Campaign '08: The Year of the Blog
In 2004, when I was blogging at the Republican Convention, almost no one knew who bloggers were or what we were doing there. Those days are over. In 2008, blogs and new media are poised to by-pass mainstream media as the go-to place for American political campaigns.
As evidence, please excuse this bit of self- promotion…
In a recent interview with PJM's Bill Bradley, senior John McCain adviser Steve Schmidt said:
When Senator McCain appears on Pajamas Media, when Senator McCain appears on a late night show, it's far more important, in terms of its impact on actual, real Americans, than the white noise that you see on a lot of the cable programs.
Why has this happened? Besides the obvious that there are now more blogs than grains of sand in Mongolia, in the fast-moving environment of the modern campaign when information and attitudes can shift on an hourly basis, online media are the natural place for readers to sort out the truth.
This would seem counterintuitive. Since their inception, blogs have been accused of being the Wild West, not subject to traditional fact-checking. But in many ways blogs are subject to more immediate fact-checking than mainstream media. A popular blogger has, in essence, thousands, often tens of thousands, of fact-checkers, many with specific domain knowledge, vetting him or her. Those thousands dwarf the number of “professional” fact-checkers any media organization, even the most wealthy, could conceivably afford.
In other words, blogs rely on the “wisdom of crowds” both for their fact-checking and, increasingly, the reporting of news. And they seem to be getting better and better at it.
No wonder sharp observers can see cable television frequently cannibalizing blogs for up-to-date campaign analysis and other political reporting -- even though, with the growing economic competition between new and old media, this is often carried out without attribution.
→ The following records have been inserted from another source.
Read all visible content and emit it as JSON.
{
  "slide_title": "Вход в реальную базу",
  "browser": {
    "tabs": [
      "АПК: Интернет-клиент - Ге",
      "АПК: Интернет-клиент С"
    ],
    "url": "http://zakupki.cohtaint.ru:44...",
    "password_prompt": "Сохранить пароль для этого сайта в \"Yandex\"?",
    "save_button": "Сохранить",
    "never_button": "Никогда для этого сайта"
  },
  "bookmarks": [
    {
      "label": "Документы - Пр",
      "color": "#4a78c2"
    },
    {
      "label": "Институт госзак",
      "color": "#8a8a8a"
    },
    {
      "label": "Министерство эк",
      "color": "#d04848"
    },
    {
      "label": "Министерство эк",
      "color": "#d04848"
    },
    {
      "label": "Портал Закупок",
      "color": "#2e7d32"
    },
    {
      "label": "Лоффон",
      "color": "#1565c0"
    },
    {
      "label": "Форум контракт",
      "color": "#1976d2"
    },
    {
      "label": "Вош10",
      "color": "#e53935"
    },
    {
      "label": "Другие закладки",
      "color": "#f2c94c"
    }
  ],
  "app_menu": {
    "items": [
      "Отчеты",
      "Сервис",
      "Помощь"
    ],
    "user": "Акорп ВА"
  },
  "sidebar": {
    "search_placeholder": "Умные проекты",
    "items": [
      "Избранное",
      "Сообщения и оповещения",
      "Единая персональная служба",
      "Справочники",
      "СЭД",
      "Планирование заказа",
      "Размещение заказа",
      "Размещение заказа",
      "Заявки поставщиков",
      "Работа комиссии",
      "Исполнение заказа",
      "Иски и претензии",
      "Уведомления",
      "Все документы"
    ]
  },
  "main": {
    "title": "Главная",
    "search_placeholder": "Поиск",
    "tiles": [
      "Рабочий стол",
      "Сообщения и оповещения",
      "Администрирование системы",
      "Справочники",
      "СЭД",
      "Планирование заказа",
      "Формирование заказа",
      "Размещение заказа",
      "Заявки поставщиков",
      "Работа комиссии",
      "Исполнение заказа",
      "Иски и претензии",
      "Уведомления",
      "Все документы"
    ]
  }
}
Meanwhile, the presidential campaigns, as the quote from Schmidt above indicates, are well aware of the power of blogs. But the candidates and their advisers seem to be exploiting it differently and employing different philosophies.